The Narrative Fallacy writes "'The Last Messages Club' is a new service that sends personal emails written prior to one's death to loved ones in the future. The messages can range from a final love letter, guidance for someone left behind, a list of instructions, details on life insurance and other financial information. 'No one likes to think about their impending "demise," but it is much better to be fully-prepared, so that there is less stress on your loved ones after you pass away,' says founder Geoff Reiss. The system works by giving each member a secure and private vault where they are able to create messages to be sent specifically to their chosen recipient. A secure process ensures that messages are only sent after at least two people appointed by the user have confirmed that you have died and other safety criteria are met. 'I thought at first that maybe it was a bit ghoulish but on consideration I think it's a great idea as it would be nice for loved ones to receive messages from me when I'm no longer here,' says a technical adviser to the company. 'It's strange really as it makes you confront your own mortality in a sense.'"
The Internet

The Rise of the Digital Nomad 273

krou writes "The Washington Post has a look at the rise of the digital nomad, workers who have shunned the idea of working in an office, or working from home. Instead, they've taken the next logical step in the evolution of teleworking, and work wherever there is a Wi-Fi or 3G connection, using tools such as Facebook, Skype, and Twitter, to gain both primitive ('If I'm working at home by myself, I am really hating life. I need people.') and practical ('There is no hope for the road system around here.') benefits from this nomadic lifestyle. The need for contact with other people has driven some nomads to start working with others in public places and at strangers' homes.
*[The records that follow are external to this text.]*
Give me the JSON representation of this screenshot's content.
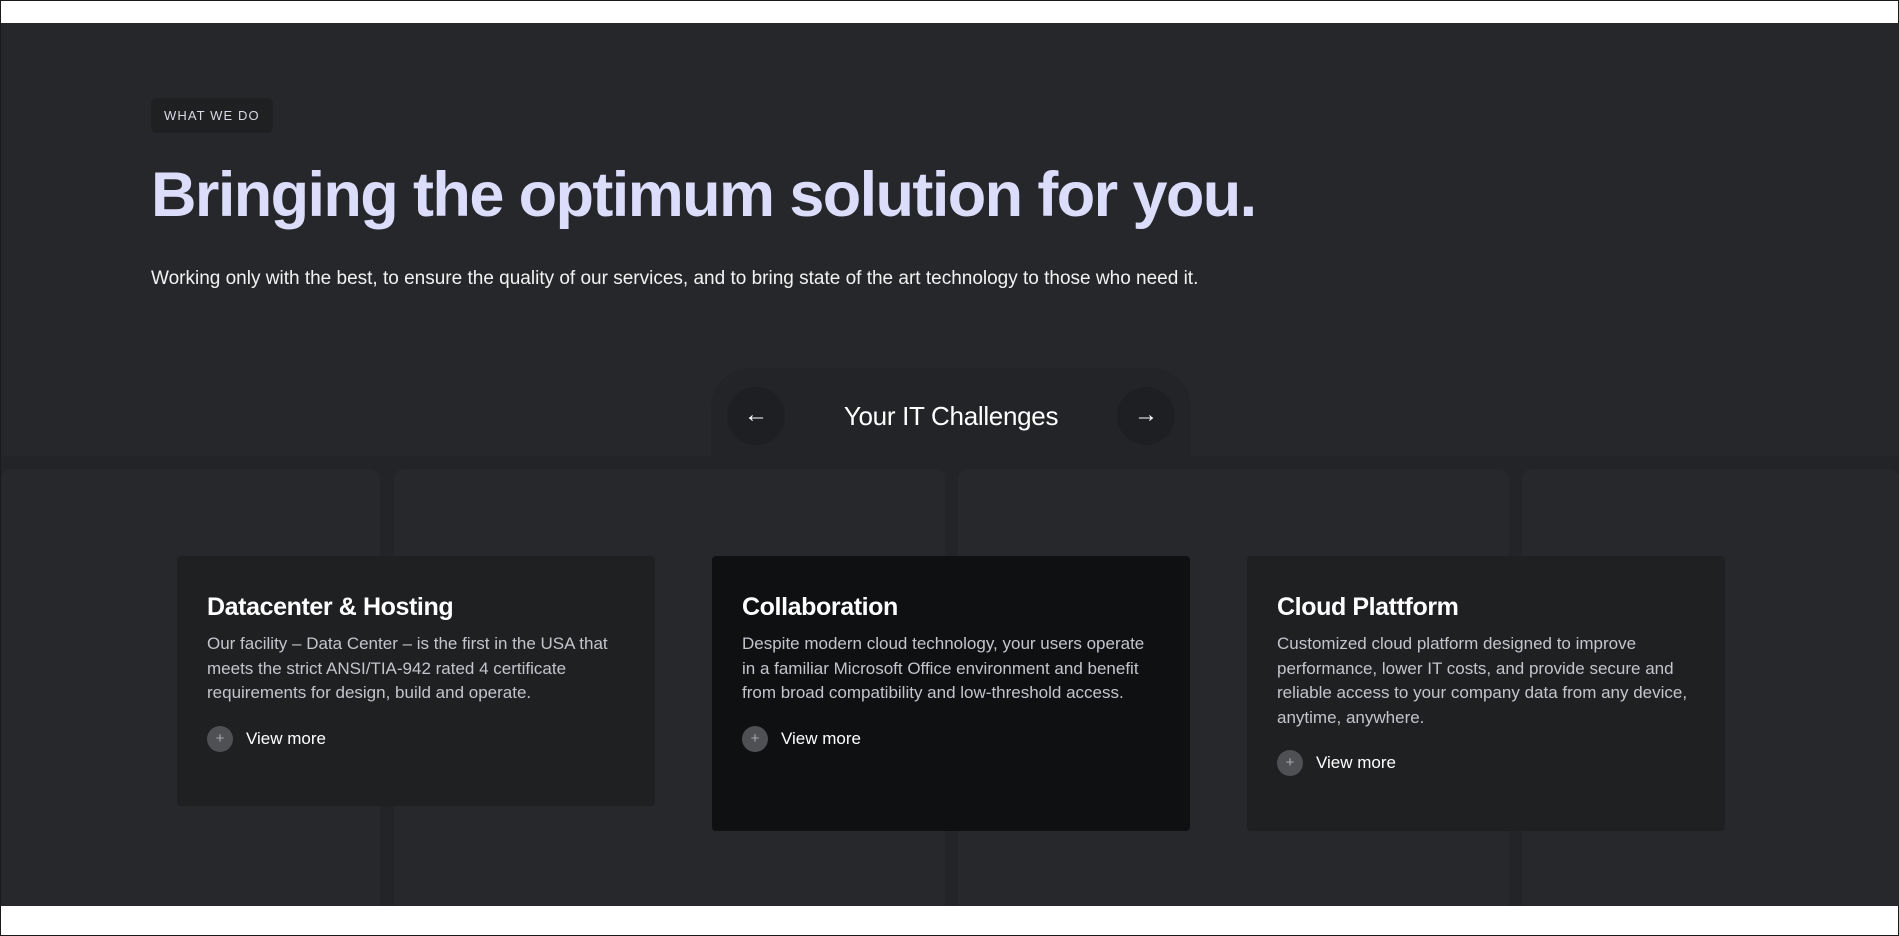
{
  "section": {
    "eyebrow": "WHAT WE DO",
    "headline": "Bringing the optimum solution for you.",
    "lede": "Working only with the best, to ensure the quality of our services, and to bring state of the art technology to those who need it."
  },
  "tabs": {
    "current_title": "Your IT Challenges",
    "prev_icon": "←",
    "next_icon": "→"
  },
  "cards": [
    {
      "title": "Datacenter & Hosting",
      "body": "Our facility – Data Center – is the first in the USA that meets the strict ANSI/TIA-942 rated 4 certificate requirements for design, build and operate.",
      "cta": "View more",
      "icon": "+"
    },
    {
      "title": "Collaboration",
      "body": "Despite modern cloud technology, your users operate in a familiar Microsoft Office environment and benefit from broad compatibility and low-threshold access.",
      "cta": "View more",
      "icon": "+"
    },
    {
      "title": "Cloud Plattform",
      "body": "Customized cloud platform designed to improve performance, lower IT costs, and provide secure and reliable access to your company data from any device, anytime, anywhere.",
      "cta": "View more",
      "icon": "+"
    }
  ],
  "colors": {
    "section_bg": "#26272a",
    "headline": "#dcdcfb",
    "highlight_card": "#0f1012",
    "card": "#1f2022"
  }
}
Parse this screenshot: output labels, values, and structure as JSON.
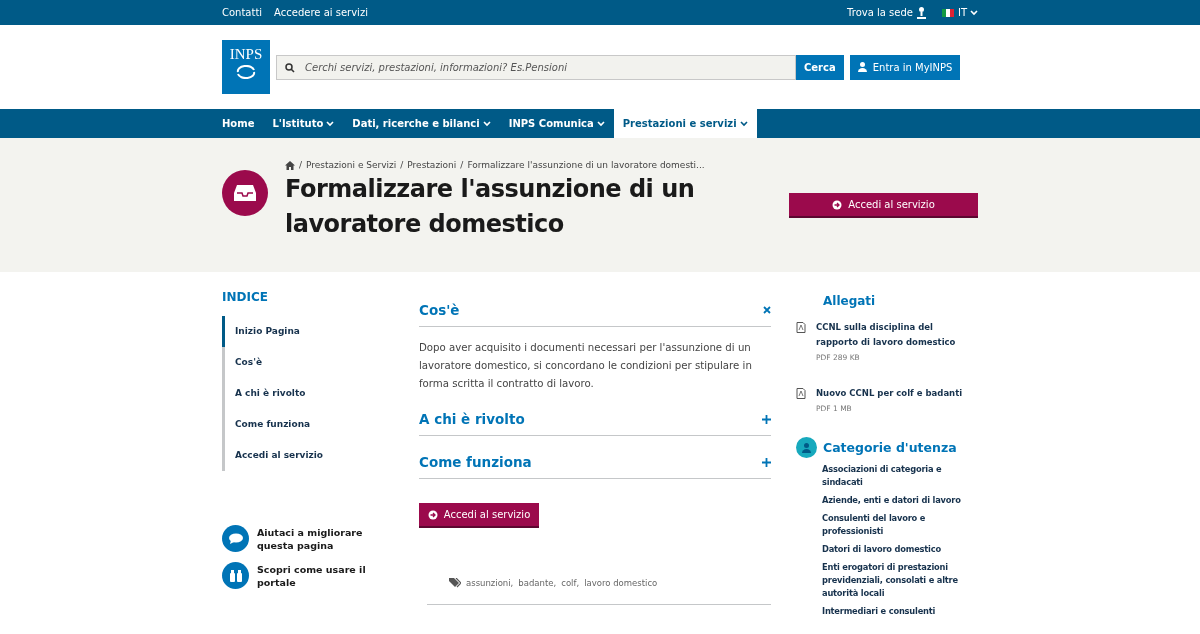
{
  "top_bar": {
    "links": [
      "Contatti",
      "Accedere ai servizi"
    ],
    "find_office": "Trova la sede",
    "language": "IT"
  },
  "header": {
    "logo": "INPS",
    "search": {
      "placeholder": "Cerchi servizi, prestazioni, informazioni? Es.Pensioni",
      "button": "Cerca"
    },
    "login": "Entra in MyINPS"
  },
  "nav": [
    {
      "label": "Home",
      "dropdown": false,
      "selected": false
    },
    {
      "label": "L'Istituto",
      "dropdown": true,
      "selected": false
    },
    {
      "label": "Dati, ricerche e bilanci",
      "dropdown": true,
      "selected": false
    },
    {
      "label": "INPS Comunica",
      "dropdown": true,
      "selected": false
    },
    {
      "label": "Prestazioni e servizi",
      "dropdown": true,
      "selected": true
    }
  ],
  "hero": {
    "breadcrumb": [
      {
        "separator": "/",
        "label": "Prestazioni e Servizi"
      },
      {
        "separator": "/",
        "label": "Prestazioni"
      },
      {
        "separator": "/",
        "label": "Formalizzare l'assunzione di un lavoratore domesti..."
      }
    ],
    "title": "Formalizzare l'assunzione di un lavoratore domestico",
    "button": "Accedi al servizio"
  },
  "index": {
    "title": "INDICE",
    "items": [
      {
        "label": "Inizio Pagina",
        "selected": true
      },
      {
        "label": "Cos'è",
        "selected": false
      },
      {
        "label": "A chi è rivolto",
        "selected": false
      },
      {
        "label": "Come funziona",
        "selected": false
      },
      {
        "label": "Accedi al servizio",
        "selected": false
      }
    ]
  },
  "help_links": [
    {
      "kind": "feedback",
      "label": "Aiutaci a migliorare questa pagina"
    },
    {
      "kind": "guide",
      "label": "Scopri come usare il portale"
    }
  ],
  "sections": [
    {
      "title": "Cos'è",
      "expanded": true,
      "body": "Dopo aver acquisito i documenti necessari per l'assunzione di un lavoratore domestico, si concordano le condizioni per stipulare in forma scritta il contratto di lavoro."
    },
    {
      "title": "A chi è rivolto",
      "expanded": false
    },
    {
      "title": "Come funziona",
      "expanded": false
    }
  ],
  "service_button": "Accedi al servizio",
  "tags": [
    "assunzioni,",
    "badante,",
    "colf,",
    "lavoro domestico"
  ],
  "attachments": {
    "title": "Allegati",
    "items": [
      {
        "label": "CCNL sulla disciplina del rapporto di lavoro domestico",
        "meta": "PDF 289 KB"
      },
      {
        "label": "Nuovo CCNL per colf e badanti",
        "meta": "PDF 1 MB"
      }
    ]
  },
  "categories": {
    "title": "Categorie d'utenza",
    "items": [
      "Associazioni di categoria e sindacati",
      "Aziende, enti e datori di lavoro",
      "Consulenti del lavoro e professionisti",
      "Datori di lavoro domestico",
      "Enti erogatori di prestazioni previdenziali, consolati e altre autorità locali",
      "Intermediari e consulenti"
    ]
  }
}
Other benefits from nomadic working include changing the scenery, and starting the work day 'long after many of their colleagues out at the cubicle farm have spent hours preparing for and getting to their workstations.' Coffee shop owners love the trend, and so do some employers, one of whom (an AOL manager), says: 'It's a win-win' because the employee in question 'is happy doing what he loves and from a business perspective, we gain valuable industry knowledge, contacts, and insights.'"

Computers can figure out all kinds of problems, except the things in the world that just don't add up.